SJR: 0.332 SNIP: 0.491 CiteScore™: 0.89

ISSN Print: 1050-6934
ISSN Online: 1940-4379

Journal of Long-Term Effects of Medical Implants

DOI: 10.1615/JLongTermEffMedImplants.v10.i4.20
14 pages

Anterior Cruciate Ligament Reconstruction with the Leeds-Keio Artificial Ligament

Kyosuke Fujikawa
Knee Disease Centre, Ohtsuki Hospital for Surgery, Tokyo; Professor of Orthopaedic Surgery. Department of Orthopredic Surgery National Defense Medical College, Saitama, Japan
Tatsuo Kobayashi
Department of Orthopaedic Surgery, National Defense Medical Collage, 3-2 Namiki, Tokorozawa, Saitama, 359-8513, Japan
Yoshihiro Sasazaki
Department of Orthopaedic Surgery, National Defense Medical College, 3-2 Namiki, Tokorozawa, Saitama, 359-8513, Japan
Hideo Matsumoto
Department of Orthopaedic Surgery, School of Medicine, Keio University, Tokyo, Japan
Bahaa B. Seedhom
Rheumatology and Rehabilitation Research Unit, University of Leeds, 36 Clarendon Road, Leeds LS 2 9NZ, NK

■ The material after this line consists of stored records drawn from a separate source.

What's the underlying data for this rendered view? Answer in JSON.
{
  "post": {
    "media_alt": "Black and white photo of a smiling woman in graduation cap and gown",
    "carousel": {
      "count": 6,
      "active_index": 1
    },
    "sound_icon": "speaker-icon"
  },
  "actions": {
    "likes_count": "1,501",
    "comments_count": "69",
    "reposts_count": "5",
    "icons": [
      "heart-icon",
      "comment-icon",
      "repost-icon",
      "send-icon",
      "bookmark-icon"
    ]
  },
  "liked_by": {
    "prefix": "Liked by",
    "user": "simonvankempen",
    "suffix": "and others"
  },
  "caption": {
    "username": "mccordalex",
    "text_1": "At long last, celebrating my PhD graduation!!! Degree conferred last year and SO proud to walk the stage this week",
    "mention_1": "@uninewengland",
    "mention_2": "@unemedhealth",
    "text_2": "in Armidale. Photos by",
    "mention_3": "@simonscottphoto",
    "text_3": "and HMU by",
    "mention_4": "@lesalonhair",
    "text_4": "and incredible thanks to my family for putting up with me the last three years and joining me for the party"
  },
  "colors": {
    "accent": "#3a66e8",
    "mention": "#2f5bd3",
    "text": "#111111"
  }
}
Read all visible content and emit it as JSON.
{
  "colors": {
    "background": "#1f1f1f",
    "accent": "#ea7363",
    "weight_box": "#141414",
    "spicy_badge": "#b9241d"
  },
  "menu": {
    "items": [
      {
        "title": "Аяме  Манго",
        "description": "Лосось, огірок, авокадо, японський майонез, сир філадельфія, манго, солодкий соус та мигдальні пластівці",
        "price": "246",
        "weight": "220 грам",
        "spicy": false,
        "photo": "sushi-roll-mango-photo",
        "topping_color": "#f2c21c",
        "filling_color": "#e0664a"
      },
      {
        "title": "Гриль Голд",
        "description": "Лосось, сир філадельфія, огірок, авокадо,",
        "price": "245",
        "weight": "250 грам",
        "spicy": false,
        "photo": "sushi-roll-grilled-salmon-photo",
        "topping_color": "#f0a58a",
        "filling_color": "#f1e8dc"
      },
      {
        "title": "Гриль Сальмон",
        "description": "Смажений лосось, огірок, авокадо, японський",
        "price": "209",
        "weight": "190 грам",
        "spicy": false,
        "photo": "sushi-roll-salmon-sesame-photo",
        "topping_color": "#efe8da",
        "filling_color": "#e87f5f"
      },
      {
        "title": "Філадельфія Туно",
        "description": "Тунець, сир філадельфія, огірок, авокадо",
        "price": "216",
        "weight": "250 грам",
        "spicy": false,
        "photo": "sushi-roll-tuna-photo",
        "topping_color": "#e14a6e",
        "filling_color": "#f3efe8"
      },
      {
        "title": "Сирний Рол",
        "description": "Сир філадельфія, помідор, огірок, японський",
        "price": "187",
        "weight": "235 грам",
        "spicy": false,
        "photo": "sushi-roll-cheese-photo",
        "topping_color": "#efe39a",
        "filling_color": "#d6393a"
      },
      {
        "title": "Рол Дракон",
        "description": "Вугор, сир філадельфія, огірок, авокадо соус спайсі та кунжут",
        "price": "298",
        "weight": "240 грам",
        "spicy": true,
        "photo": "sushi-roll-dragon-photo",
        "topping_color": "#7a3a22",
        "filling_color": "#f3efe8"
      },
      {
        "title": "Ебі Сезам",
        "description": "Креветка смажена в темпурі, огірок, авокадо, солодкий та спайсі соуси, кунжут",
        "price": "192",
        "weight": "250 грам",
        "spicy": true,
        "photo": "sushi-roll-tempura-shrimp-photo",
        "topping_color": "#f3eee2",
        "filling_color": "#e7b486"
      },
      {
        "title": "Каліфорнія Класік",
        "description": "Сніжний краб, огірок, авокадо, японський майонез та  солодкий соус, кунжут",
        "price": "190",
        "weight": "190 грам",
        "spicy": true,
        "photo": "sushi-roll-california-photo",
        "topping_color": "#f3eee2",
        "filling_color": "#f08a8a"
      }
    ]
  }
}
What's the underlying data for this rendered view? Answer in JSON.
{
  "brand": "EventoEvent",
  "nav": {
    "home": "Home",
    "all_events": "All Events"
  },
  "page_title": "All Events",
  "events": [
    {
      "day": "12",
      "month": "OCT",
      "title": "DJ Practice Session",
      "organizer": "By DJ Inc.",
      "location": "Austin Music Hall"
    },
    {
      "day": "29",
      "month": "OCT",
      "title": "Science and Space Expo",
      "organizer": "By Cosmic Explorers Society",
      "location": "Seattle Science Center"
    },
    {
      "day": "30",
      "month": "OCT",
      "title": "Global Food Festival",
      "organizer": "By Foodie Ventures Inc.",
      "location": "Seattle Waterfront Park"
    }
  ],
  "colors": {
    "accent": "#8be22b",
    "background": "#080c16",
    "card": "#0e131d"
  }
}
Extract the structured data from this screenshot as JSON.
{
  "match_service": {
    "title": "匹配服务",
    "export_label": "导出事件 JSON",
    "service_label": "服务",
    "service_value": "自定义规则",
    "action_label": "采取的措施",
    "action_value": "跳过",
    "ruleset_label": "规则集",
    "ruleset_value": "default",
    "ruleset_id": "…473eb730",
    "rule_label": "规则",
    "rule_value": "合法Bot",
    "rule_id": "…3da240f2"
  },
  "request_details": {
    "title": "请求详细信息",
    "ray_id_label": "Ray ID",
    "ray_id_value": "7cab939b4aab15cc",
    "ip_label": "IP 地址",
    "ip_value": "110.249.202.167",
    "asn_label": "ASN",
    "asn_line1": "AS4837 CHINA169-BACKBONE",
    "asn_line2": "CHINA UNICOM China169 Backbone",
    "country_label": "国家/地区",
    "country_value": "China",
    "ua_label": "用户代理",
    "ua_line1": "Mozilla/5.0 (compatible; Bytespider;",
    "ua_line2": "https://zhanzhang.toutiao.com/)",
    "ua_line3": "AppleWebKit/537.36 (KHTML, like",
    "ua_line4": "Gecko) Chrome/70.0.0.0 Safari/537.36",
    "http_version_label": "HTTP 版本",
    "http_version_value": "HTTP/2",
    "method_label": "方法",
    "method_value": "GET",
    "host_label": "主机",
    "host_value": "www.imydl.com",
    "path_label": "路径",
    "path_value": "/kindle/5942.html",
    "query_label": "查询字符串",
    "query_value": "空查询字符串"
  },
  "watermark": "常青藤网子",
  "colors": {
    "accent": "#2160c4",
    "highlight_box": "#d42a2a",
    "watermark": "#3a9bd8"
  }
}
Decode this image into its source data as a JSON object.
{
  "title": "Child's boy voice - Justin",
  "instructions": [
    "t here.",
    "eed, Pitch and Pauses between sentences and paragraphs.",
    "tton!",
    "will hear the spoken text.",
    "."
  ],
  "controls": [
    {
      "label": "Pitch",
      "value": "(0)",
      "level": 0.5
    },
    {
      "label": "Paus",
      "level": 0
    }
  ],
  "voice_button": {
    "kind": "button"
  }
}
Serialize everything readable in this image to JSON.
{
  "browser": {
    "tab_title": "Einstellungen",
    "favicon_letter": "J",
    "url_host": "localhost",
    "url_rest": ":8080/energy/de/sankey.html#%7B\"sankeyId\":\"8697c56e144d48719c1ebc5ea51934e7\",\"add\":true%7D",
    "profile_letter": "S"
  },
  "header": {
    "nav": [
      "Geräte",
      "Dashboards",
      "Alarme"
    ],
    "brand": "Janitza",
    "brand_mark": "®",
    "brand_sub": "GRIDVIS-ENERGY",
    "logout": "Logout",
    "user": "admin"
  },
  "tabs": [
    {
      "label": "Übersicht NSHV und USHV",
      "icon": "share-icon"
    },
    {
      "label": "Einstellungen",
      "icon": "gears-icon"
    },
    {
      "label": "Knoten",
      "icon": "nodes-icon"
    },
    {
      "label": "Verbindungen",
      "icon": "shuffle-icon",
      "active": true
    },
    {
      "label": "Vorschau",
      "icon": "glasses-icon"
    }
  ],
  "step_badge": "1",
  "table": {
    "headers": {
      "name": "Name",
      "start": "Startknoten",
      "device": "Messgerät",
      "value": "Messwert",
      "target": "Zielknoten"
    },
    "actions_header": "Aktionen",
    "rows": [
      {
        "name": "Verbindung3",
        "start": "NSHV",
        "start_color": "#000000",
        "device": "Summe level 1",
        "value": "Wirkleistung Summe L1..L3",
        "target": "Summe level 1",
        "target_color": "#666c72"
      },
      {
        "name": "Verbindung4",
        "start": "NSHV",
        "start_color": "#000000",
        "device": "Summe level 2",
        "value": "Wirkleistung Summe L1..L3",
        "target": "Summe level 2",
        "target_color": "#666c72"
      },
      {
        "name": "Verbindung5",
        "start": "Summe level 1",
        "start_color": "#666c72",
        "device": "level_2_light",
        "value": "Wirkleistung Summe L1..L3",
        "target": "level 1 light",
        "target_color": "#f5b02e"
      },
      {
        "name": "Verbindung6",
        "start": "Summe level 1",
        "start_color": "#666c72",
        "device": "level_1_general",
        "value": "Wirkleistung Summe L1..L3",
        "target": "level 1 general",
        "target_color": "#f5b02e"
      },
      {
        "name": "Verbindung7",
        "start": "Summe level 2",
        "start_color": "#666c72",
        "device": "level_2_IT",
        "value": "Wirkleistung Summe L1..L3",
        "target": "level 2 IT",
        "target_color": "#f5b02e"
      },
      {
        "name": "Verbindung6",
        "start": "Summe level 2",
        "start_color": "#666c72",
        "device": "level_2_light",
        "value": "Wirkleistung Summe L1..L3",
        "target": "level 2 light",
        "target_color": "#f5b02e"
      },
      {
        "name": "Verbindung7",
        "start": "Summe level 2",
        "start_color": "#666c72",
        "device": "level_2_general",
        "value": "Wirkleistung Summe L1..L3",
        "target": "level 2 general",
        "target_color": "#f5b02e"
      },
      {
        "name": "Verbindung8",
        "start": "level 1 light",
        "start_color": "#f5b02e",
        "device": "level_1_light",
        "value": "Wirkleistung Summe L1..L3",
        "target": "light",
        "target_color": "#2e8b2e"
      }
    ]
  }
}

The Leeds-Keio (L-K) artificial ligament, developed for knee ligament reconstruction, is made of polyester with a maximum tensile strength of 2200 N. This implant works not only as a ligament but also as a scaffold onto which natural tissue grows from synovium. In an animal experiment, each strand of the L-K ligament was covered with new tissue by 2-3 weeks after anterior cruciate ligament reconstruction. Eight weeks postoperatively, abundant fibrous tissue with extensive vascularity covered the implant, which was still histologically immature. After 16 weeks, vascularization and tissue induction began to subside, and histologic analysis showed dense fibers running longitudinally and parallel. By 36 weeks, the new ligament looked like a natural anterior cruciate ligament, although histologically more cells could be seen than in the natural ligament. This maturation was observed only when the substitute was implanted under good tension. Clinically, the surgical procedure has been improved over the past 10 years, to the current practice in which the tape-in-tube double L-K ligament employs a small piece of autogenous tissue to promote early tissue induction and maturation. Using this practice (n = 135), more than 85% of the patients were satisfied subjectively, objectively, and arthroscopically at the 5-year postoperative FU period. Few patients had joint effusion postoperatively. Sacrifice of autogenous tissue is minimal. The patient can return to activities of daily living within 2 weeks, and more than 50% of them to sports within 10 weeks, and the new ligament is expected to keep its function for a long period as ingrowth completes the structure biologically.